Tiny pores at a cell's entryway act as miniature bouncers, letting in some electrically charged atoms--ions--but blocking others. Operating as exquisitely sensitive filters, these "ion channels" play a critical role in biological functions such as muscle contraction and the firing of brain cells.

To rapidly transport the right ions through the cell membrane, the tiny channels rely on a complex interplay between the ions and surrounding molecules,...

Im Focus: Towards data storage at the single molecule level

The miniaturization of the current technology of storage media is hindered by fundamental limits of quantum mechanics. A new approach consists in using so-called spin-crossover molecules as the smallest possible storage unit. Similar to normal hard drives, these special molecules can save information via their magnetic state. A research team from Kiel University has now managed to successfully place a new class of spin-crossover molecules onto a surface and to improve the molecule’s storage capacity. The storage density of conventional hard drives could therefore theoretically be increased by more than one hundred fold. The study has been published in the scientific journal Nano Letters.

Over the past few years, the building blocks of storage media have gotten ever smaller. But further miniaturization of the current technology is hindered by...

Im Focus: Successful Mechanical Testing of Nanowires

With innovative experiments, researchers at the Helmholtz-Zentrums Geesthacht and the Technical University Hamburg unravel why tiny metallic structures are extremely strong

Light-weight and simultaneously strong – porous metallic nanomaterials promise interesting applications as, for instance, for future aeroplanes with enhanced...

Im Focus: Virtual Reality for Bacteria
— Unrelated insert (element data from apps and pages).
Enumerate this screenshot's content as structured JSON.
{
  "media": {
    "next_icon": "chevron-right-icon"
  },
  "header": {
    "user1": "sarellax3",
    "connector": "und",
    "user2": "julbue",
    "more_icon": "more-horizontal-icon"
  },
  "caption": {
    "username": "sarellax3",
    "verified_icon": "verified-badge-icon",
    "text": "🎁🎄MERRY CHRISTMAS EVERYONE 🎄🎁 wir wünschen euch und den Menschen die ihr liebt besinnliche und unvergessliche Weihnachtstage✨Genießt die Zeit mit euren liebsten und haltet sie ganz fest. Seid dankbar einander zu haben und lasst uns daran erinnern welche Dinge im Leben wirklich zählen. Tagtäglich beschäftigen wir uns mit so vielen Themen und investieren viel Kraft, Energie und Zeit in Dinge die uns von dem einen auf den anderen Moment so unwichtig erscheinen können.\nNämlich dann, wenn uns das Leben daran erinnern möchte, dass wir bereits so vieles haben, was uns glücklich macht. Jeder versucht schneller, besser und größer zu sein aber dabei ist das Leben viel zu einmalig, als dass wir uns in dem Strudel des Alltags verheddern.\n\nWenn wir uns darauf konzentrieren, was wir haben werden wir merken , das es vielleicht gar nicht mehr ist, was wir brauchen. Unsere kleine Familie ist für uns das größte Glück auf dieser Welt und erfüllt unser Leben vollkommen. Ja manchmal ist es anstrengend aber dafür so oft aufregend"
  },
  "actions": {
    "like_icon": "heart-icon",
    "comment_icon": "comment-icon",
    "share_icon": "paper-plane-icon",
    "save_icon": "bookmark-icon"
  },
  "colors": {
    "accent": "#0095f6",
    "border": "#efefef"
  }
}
An interdisciplinary group of researchers interfaced individual bacteria with a computer to build a hybrid bio-digital circuit - Study published in Nature Communications

Scientists at the Institute of Science and Technology Austria (IST Austria) have managed to control the behavior of individual bacteria by connecting them to a...

Im Focus: A space-time sensor for light-matter interactions

Physicists in the Laboratory for Attosecond Physics (run jointly by LMU Munich and the Max Planck Institute for Quantum Optics) have developed an attosecond electron microscope that allows them to visualize the dispersion of light in time and space, and observe the motions of electrons in atoms.

The most basic of all physical interactions in nature is that between light and matter. This interaction takes place in attosecond times (i.e. billionths of a...

All Focus news of the innovation-report >>>

Anzeige

Anzeige

Event News

See, understand and experience the work of the future

11.12.2017 | Event News

Innovative strategies to tackle parasitic worms

08.12.2017 | Event News

AKL’18: The opportunities and challenges of digitalization in the laser industry

07.12.2017 | Event News

 
Latest News

Midwife and signpost for photons

11.12.2017 | Physics and Astronomy

How do megacities impact coastal seas? Searching for evidence in Chinese marginal seas

11.12.2017 | Earth Sciences

PhoxTroT: Optical Interconnect Technologies Revolutionized Data Centers and HPC Systems

11.12.2017 | Information Technology

VideoLinks
B2B-VideoLinks
More VideoLinks >>>